The Supreme Court have ruled that the Joint Enterprise law, which has allowed people to be convicted of murder even if they did not deliver the fatal blow, has been wrongly interpreted for more than 30 years.
The joint enterprise law has been used to convict people in gang-related cases where it could be argued that the defendant ‘could’ have foreseen that their associates would commit violent acts. Supreme Court judges have now ruled that this ‘foresight’ test was wrong and should not have been used.
It is expected that hundreds of prisoners will be able to seek Appeals due to this change in the joint enterprise law, with some prisoners receiving lesser convictions and others having their convictions quashed entirely.
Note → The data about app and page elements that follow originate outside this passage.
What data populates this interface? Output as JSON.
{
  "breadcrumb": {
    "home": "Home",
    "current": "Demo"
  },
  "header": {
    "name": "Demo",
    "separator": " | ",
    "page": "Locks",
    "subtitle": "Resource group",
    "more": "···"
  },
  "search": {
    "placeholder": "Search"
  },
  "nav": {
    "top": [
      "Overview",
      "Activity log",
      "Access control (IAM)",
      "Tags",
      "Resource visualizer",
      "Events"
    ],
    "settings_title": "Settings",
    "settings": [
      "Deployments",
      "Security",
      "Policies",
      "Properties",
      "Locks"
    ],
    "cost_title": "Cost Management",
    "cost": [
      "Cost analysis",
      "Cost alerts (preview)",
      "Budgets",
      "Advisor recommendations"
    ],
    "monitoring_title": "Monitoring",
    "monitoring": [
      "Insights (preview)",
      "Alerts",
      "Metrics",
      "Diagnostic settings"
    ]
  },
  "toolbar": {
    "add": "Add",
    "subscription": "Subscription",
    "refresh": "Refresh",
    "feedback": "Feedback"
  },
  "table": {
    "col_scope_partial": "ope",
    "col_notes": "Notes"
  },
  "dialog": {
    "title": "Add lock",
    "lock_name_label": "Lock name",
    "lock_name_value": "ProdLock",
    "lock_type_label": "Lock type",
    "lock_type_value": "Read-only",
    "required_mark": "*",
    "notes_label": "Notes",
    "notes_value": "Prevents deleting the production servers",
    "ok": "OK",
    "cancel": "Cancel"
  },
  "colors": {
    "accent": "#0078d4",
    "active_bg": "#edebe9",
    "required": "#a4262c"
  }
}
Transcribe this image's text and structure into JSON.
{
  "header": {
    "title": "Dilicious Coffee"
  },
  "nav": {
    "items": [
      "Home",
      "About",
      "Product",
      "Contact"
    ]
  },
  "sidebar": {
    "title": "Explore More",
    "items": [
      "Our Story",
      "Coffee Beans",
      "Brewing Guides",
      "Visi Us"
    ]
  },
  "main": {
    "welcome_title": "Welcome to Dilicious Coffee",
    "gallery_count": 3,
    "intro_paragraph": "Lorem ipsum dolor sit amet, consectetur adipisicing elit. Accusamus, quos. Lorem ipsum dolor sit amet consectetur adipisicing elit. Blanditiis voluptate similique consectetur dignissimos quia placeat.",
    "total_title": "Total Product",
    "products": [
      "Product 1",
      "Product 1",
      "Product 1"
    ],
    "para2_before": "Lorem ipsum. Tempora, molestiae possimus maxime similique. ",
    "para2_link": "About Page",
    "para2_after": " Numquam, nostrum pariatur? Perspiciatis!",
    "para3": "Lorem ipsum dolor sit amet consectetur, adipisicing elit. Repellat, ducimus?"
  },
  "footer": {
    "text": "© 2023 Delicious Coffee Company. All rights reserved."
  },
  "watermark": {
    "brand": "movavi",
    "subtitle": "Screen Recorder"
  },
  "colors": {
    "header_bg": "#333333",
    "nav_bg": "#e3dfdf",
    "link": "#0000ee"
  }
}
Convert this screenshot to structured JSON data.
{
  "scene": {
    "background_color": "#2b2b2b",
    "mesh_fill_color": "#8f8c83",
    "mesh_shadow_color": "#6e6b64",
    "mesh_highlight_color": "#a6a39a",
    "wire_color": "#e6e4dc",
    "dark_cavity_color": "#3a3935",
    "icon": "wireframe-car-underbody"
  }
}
The decision follows five Supreme Court Judges considering the case of Ameen Jogee, who was given a life sentence under a joint enterprise conviction for the murder of former Leicestershire police officer Paul Fyfe in 2011.
Jogee was accused of encouraging his friend, Mohammed Hirsi, who stabbed Paul Fyfe in the heart. Hirsi also received a life sentence.
Jogee argued that he was not in the house at the time of the offence, and could not have foreseen what Hirsi intended to do.
Joint enterprise law has been used in several high profile cases, including the murder of Stephen Lawrence, whereby David Norris and Gary Dobson were both convicted under joint enterprise in 2012 for his 1993 murder.
Lord Neuberger, when delivering this new judgment on joint enterprise law, said that it was wrong to treat foresight as a sufficient test to convict someone of murder:
“The court is satisfied after a much fuller review of the law than in the earlier cases that the courts took a wrong turn in 1984. And it is the responsibility of this court to put the law right.”
Jogee’s conviction has been set aside, meaning his original conviction no longer stands. The ruling does not mean that Jogee or others who similarly should not have been convicted under the joint enterprise law will walk free – Jogee was found to be unquestionably guilty of manslaughter and potentially guilty of murder on other grounds.
Lord Neuberger further confirmed that:
“A person who joins in a crime, which any reasonable person would realise involves a risk of harm, and death then results, is guilty at least of manslaughter.”
It is also important to note that a person who intentionally encourages or assists with the committing of a crime is as guilty as the person who physically commits the crime, and that this ruling on joint enterprise does not mean that all joint enterprise convictions are unsafe.
If you would like to discuss joint enterprise law in relation to a loved one, call our expert team now on 01623 397200.